Peters, Stabenow, Kildee: New Resources to Fight Blight will Help Strengthen Neighborhoods, Decrease Crime

Studies Show Removing Blight Leads to Greater Economic Opportunity for Community and all Homeowners

FLINT – U.S. Senator Gary Peters, U.S. Senator Debbie Stabenow and Congressman Dan Kildee (MI-05) today announced new efforts recently signed into law to help remove and repurpose thousands of abandoned properties in Flint and other cities across Michigan. 

Speaking in downtown Flint, the three members of Michigan’s congressional delegation celebrated a provision they championed to allow the U.S. Department of Treasury to transfer $2 billion more into the Hardest Hit Fund (HHF), a program that has already helped to clean up thousands of abandoned properties in cities across Michigan, including Flint, Saginaw and Detroit. Because of this provision, Treasury now has the authority to use the $2 billion to assist homeowners and eliminate blight through 2017.

The provision, a part of the end-of-year omnibus bill, was passed by Congress last week and has been signed into law by President Barack Obama.

“Flint, Saginaw and cities across Michigan have been working hard to demolish blighted homes, increase property values and improve public safety in their communities,” said Senator Peters. “I was honored to work with Senator Stabenow and Congressman Kildee to ensure that communities across Michigan have access to additional Hardest Hit Fund resources that will help them continue to these critical efforts to revitalize their neighborhoods.”
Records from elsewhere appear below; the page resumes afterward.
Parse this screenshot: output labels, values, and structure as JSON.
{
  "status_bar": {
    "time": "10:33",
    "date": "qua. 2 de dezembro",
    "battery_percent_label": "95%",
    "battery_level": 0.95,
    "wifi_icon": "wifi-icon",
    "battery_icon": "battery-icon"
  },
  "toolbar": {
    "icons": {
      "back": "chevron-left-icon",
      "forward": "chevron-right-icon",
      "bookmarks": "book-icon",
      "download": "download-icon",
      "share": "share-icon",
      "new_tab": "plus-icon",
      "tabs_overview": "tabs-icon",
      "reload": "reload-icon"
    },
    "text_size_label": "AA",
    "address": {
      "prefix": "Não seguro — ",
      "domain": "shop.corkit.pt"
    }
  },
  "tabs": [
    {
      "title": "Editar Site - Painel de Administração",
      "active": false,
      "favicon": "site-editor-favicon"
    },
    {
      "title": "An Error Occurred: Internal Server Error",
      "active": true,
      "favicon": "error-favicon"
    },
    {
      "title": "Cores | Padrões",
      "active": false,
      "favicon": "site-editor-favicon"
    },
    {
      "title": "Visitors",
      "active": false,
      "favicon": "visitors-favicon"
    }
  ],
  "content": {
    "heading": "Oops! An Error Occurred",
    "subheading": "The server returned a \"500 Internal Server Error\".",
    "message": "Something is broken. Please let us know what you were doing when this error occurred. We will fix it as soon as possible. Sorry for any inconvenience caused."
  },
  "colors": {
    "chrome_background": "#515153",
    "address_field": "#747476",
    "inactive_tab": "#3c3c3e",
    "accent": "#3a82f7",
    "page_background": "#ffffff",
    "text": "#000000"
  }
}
“This is a huge win for cities like Flint and Saginaw and will keep the momentum going to revitalize our neighborhoods,” said Senator Stabenow. “We’re already seeing how this funding is making a real difference locally, where thousands of blighted properties have already been demolished. It’s important our cities have the resources they need to continue making our neighborhoods safer places to raise a family.”

“One of my top priorities in Congress has been to support older, industrial communities like Flint and Saginaw so that they can compete in the new economy,” Congressman Kildee said. “Studies have proven that removing blight increases property values and decreases crime. But the real way I measure success is by imagining what an 8-year-old child sees when they stand on their front porch – do they see a burned-out building? Or can get they go next door to play at a new park because we have cleared away the blight? These new efforts are helping to make a positive difference in the lives of Flint residents.”

The new influx of federal resources into the HHF is in addition to the over $200 million Michigan has already received for blight demolition. Over the last three years, the rate of blighted properties being torn down has significantly increased. Since 2012, the Genesee County Land Bank (GCLB) has been able to tear down 2,087 blighted properties. According to the GCLB, there are approximately 2,400 properties still in need of demolition.

Independent studies have shown that removing blight and abandonment in cities like Flint, Saginaw and Detroit leads to greater economic opportunity for communities. According to a two-year study by the Land Policy Institute at Michigan State University, $3.5 million of demolition activity in Flint unlocked $112 million in improved property values for surrounding homeowners. Additionally, by removing abandoned properties in the community, crime and arson rates are reduced.